and I wrote a draft of the post describing it.
Even so, I still wasn’t sure the approach would be practical
in a real tool like Dep.
It was clear that a prototype was needed.
In January, I started work on a simple go command wrapper
that implemented semantic import versioning
and minimal version selection.
Trivial tests worked well.
Approaching the end of the month,
my simple wrapper could build Dep,
a real program that made use of many versioned packages.
The wrapper still had no command-line interface—the fact that
it was building Dep was hard-coded in a few string constants—but
the approach was clearly viable.
I spent the first three weeks of February turning the
wrapper into a full versioned go command, vgo;
writing drafts of a
blog post series introducing vgo;
and discussing them with
Sam Boyer, the package management working group,
and the Go team.
And then I spent the last week of February finally
sharing vgo and the ideas behind it with the whole Go community.
In addition to the core ideas of import compatibility,
semantic import versioning, and minimal version selection,
the vgo prototype introduces a number of smaller
but significant changes motivated by eight years of
experience with goinstall and go get:
the new concept of a Go module,
which is a collection of packages versioned as a unit;
verifiable and verified builds;
version-awareness throughout the go command,
enabling work outside $GOPATH
and the elimination of (most) vendor directories.
The result of all of this is the official Go proposal,
which I filed last week.
Even though it might look like a complete implementation,
it’s still just a prototype,
one that we will all need to work together to complete.
You can download and try the vgo prototype from golang.org/x/vgo,
and you can read the
Tour of Versioned Go
to get a sense of what using vgo is like.
The proposal I filed last week is exactly that: an initial proposal.
I know there are problems with it that the Go team and I can’t see,
because Go developers use Go in many clever ways that we don’t know about.
The goal of the proposal feedback process is for us all to work together
to identify and address the problems in the current proposal,
to make sure that the final implementation that ships in a future
Go release works well for as many developers as possible.
Please point out problems on the proposal discussion issue.
I will keep the
updated as feedback arrives.
For this proposal to succeed, the Go ecosystem as a
whole—and in particular today’s major Go projects—will need to
adopt the import compatibility rule and semantic import versioning.
To make sure that can happen smoothly,
we will also be conducting user feedback sessions
by video conference with projects that have questions about
how to incorporate the new versioning proposal into their code bases
or have feedback about their experiences.
If you are interested in participating in such a session,
please email Steve Francia at firstname.lastname@example.org.
We’re looking forward to (finally!) providing the Go community with a single, official answer
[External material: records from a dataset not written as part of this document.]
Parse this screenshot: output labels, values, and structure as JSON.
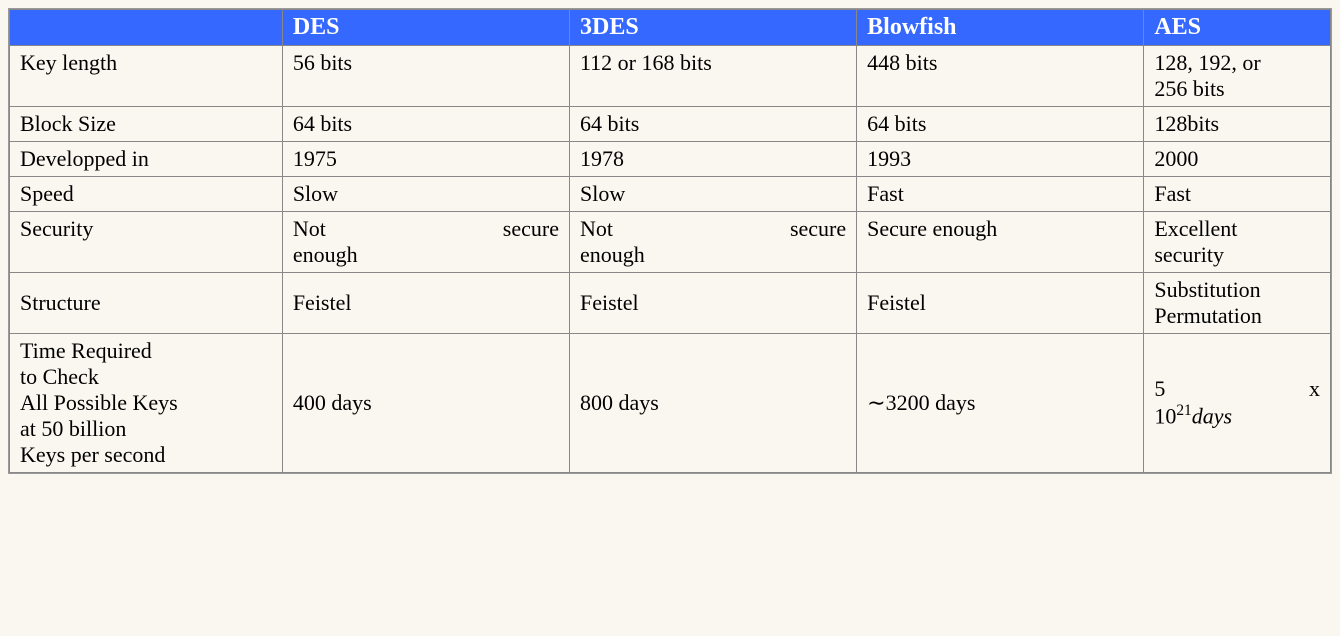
{
  "chart_data": {
    "type": "table",
    "columns": [
      "",
      "DES",
      "3DES",
      "Blowfish",
      "AES"
    ],
    "rows": [
      {
        "label": "Key length",
        "DES": "56 bits",
        "3DES": "112 or 168 bits",
        "Blowfish": "448 bits",
        "AES": "128, 192, or 256 bits"
      },
      {
        "label": "Block Size",
        "DES": "64 bits",
        "3DES": "64 bits",
        "Blowfish": "64 bits",
        "AES": "128bits"
      },
      {
        "label": "Developped in",
        "DES": "1975",
        "3DES": "1978",
        "Blowfish": "1993",
        "AES": "2000"
      },
      {
        "label": "Speed",
        "DES": "Slow",
        "3DES": "Slow",
        "Blowfish": "Fast",
        "AES": "Fast"
      },
      {
        "label": "Security",
        "DES": "Not secure enough",
        "3DES": "Not secure enough",
        "Blowfish": "Secure enough",
        "AES": "Excellent security"
      },
      {
        "label": "Structure",
        "DES": "Feistel",
        "3DES": "Feistel",
        "Blowfish": "Feistel",
        "AES": "Substitution Permutation"
      },
      {
        "label": "Time Required to Check All Possible Keys at 50 billion Keys per second",
        "DES": "400 days",
        "3DES": "800 days",
        "Blowfish": "~3200 days",
        "AES": "5 x 10^21 days"
      }
    ]
  },
  "headers": {
    "col0": "",
    "col1": "DES",
    "col2": "3DES",
    "col3": "Blowfish",
    "col4": "AES"
  },
  "rows": {
    "keylength": {
      "label": "Key length",
      "des": "56 bits",
      "tdes": "112 or 168 bits",
      "blowfish": "448 bits",
      "aes_l1": "128, 192, or",
      "aes_l2": "256 bits"
    },
    "blocksize": {
      "label": "Block Size",
      "des": "64 bits",
      "tdes": "64 bits",
      "blowfish": "64 bits",
      "aes": "128bits"
    },
    "developed": {
      "label": "Developped in",
      "des": "1975",
      "tdes": "1978",
      "blowfish": "1993",
      "aes": "2000"
    },
    "speed": {
      "label": "Speed",
      "des": "Slow",
      "tdes": "Slow",
      "blowfish": "Fast",
      "aes": "Fast"
    },
    "security": {
      "label": "Security",
      "des_word1": "Not",
      "des_word2": "secure",
      "des_l2": "enough",
      "tdes_word1": "Not",
      "tdes_word2": "secure",
      "tdes_l2": "enough",
      "blowfish": "Secure enough",
      "aes_l1": "Excellent",
      "aes_l2": "security"
    },
    "structure": {
      "label": "Structure",
      "des": "Feistel",
      "tdes": "Feistel",
      "blowfish": "Feistel",
      "aes_l1": "Substitution",
      "aes_l2": "Permutation"
    },
    "time": {
      "label_l1": "Time Required",
      "label_l2": "to Check",
      "label_l3": "All Possible Keys",
      "label_l4": "at 50 billion",
      "label_l5": "Keys per second",
      "des": "400 days",
      "tdes": "800 days",
      "blowfish": "∼3200 days",
      "aes_p1": "5",
      "aes_p2": "x",
      "aes_p3": "10",
      "aes_exp": "21",
      "aes_p4": "days"
    }
  }
}
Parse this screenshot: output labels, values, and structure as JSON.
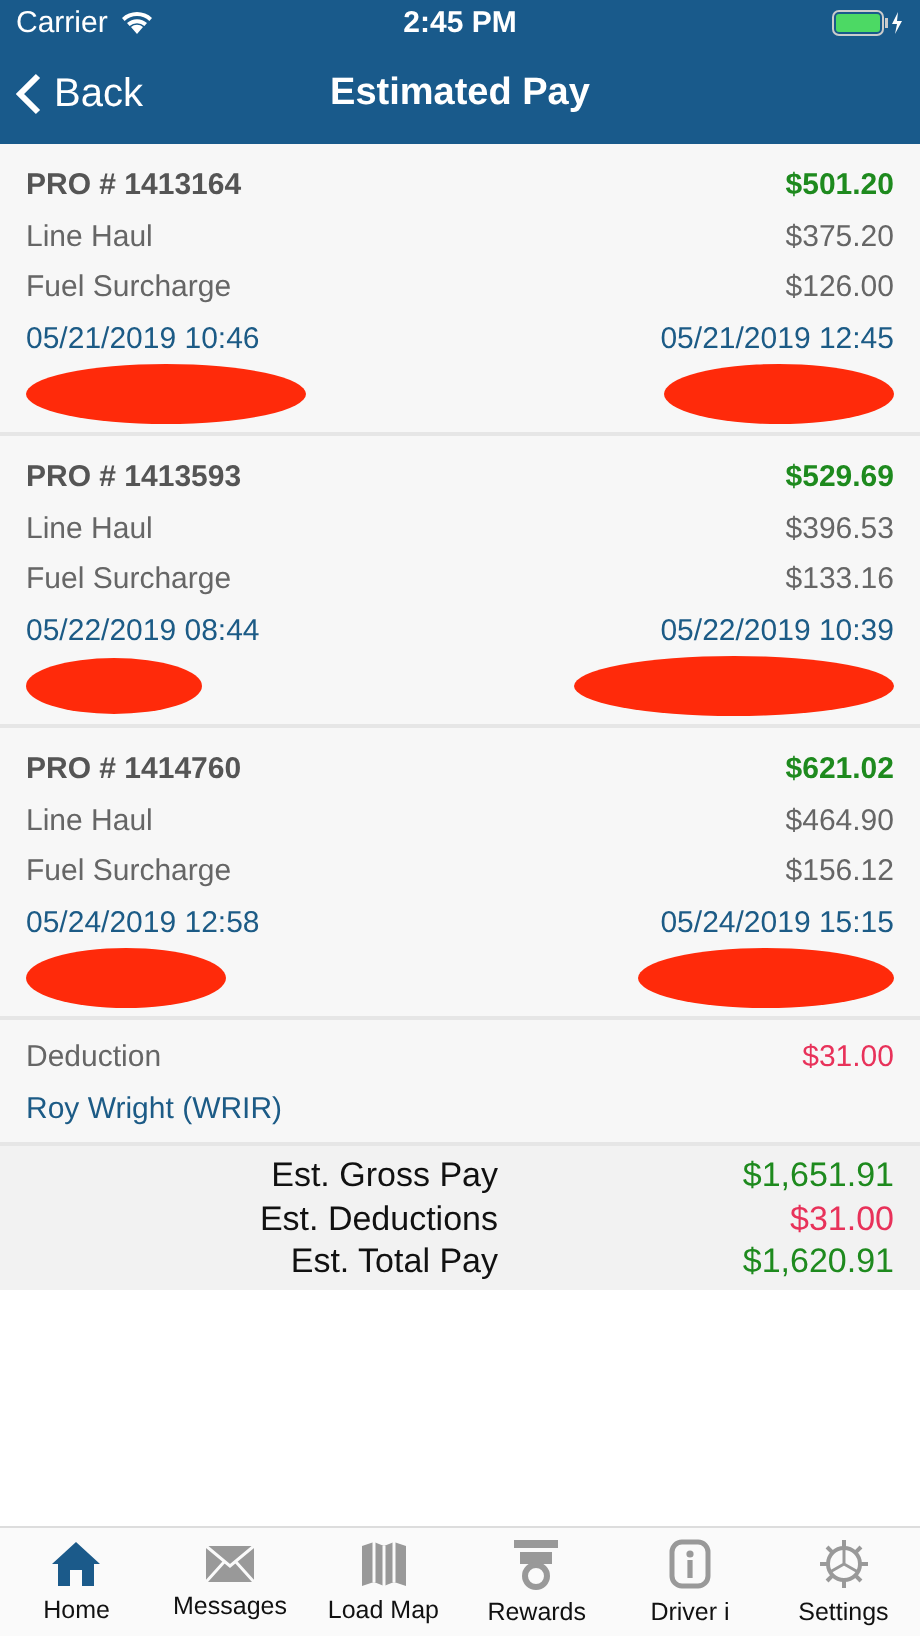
{
  "status_bar": {
    "carrier": "Carrier",
    "time": "2:45 PM"
  },
  "nav": {
    "back": "Back",
    "title": "Estimated Pay"
  },
  "loads": [
    {
      "pro": "PRO # 1413164",
      "total": "$501.20",
      "items": [
        {
          "label": "Line Haul",
          "amount": "$375.20"
        },
        {
          "label": "Fuel Surcharge",
          "amount": "$126.00"
        }
      ],
      "start": "05/21/2019 10:46",
      "end": "05/21/2019 12:45"
    },
    {
      "pro": "PRO # 1413593",
      "total": "$529.69",
      "items": [
        {
          "label": "Line Haul",
          "amount": "$396.53"
        },
        {
          "label": "Fuel Surcharge",
          "amount": "$133.16"
        }
      ],
      "start": "05/22/2019 08:44",
      "end": "05/22/2019 10:39"
    },
    {
      "pro": "PRO # 1414760",
      "total": "$621.02",
      "items": [
        {
          "label": "Line Haul",
          "amount": "$464.90"
        },
        {
          "label": "Fuel Surcharge",
          "amount": "$156.12"
        }
      ],
      "start": "05/24/2019 12:58",
      "end": "05/24/2019 15:15"
    }
  ],
  "deduction": {
    "label": "Deduction",
    "amount": "$31.00",
    "driver": "Roy Wright (WRIR)"
  },
  "totals": [
    {
      "label": "Est. Gross Pay",
      "value": "$1,651.91",
      "kind": "positive"
    },
    {
      "label": "Est. Deductions",
      "value": "$31.00",
      "kind": "negative"
    },
    {
      "label": "Est. Total Pay",
      "value": "$1,620.91",
      "kind": "positive"
    }
  ],
  "tabs": [
    {
      "label": "Home",
      "selected": true
    },
    {
      "label": "Messages",
      "selected": false
    },
    {
      "label": "Load Map",
      "selected": false
    },
    {
      "label": "Rewards",
      "selected": false
    },
    {
      "label": "Driver i",
      "selected": false
    },
    {
      "label": "Settings",
      "selected": false
    }
  ]
}
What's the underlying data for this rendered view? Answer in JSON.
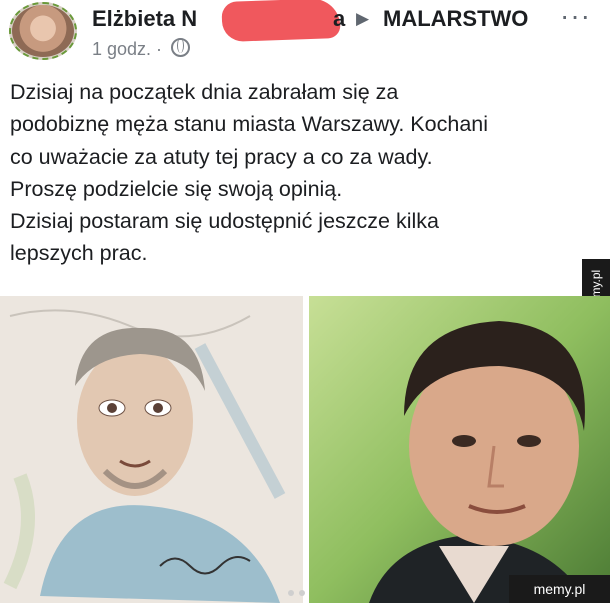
{
  "post": {
    "author": "Elżbieta N",
    "author_suffix": "a",
    "arrow": "▶",
    "group": "MALARSTWO",
    "more_icon": "more-horizontal-icon",
    "time": "1 godz. ·",
    "privacy_icon": "globe-icon",
    "lines": [
      "Dzisiaj na początek dnia zabrałam się za",
      "podobiznę męża stanu miasta Warszawy. Kochani",
      "co uważacie za atuty tej pracy a co za wady.",
      "Proszę podzielcie się swoją opinią.",
      "Dzisiaj postaram się udostępnić jeszcze kilka",
      "lepszych prac."
    ]
  },
  "watermark": {
    "side": "memy.pl",
    "bottom": "memy.pl"
  }
}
to the question of how to incorporate package versioning into go get.
Thanks to everyone who helped us get this far, and to everyone who will help us going forward.
We hope that, with your help, we can ship something that Go developers will love.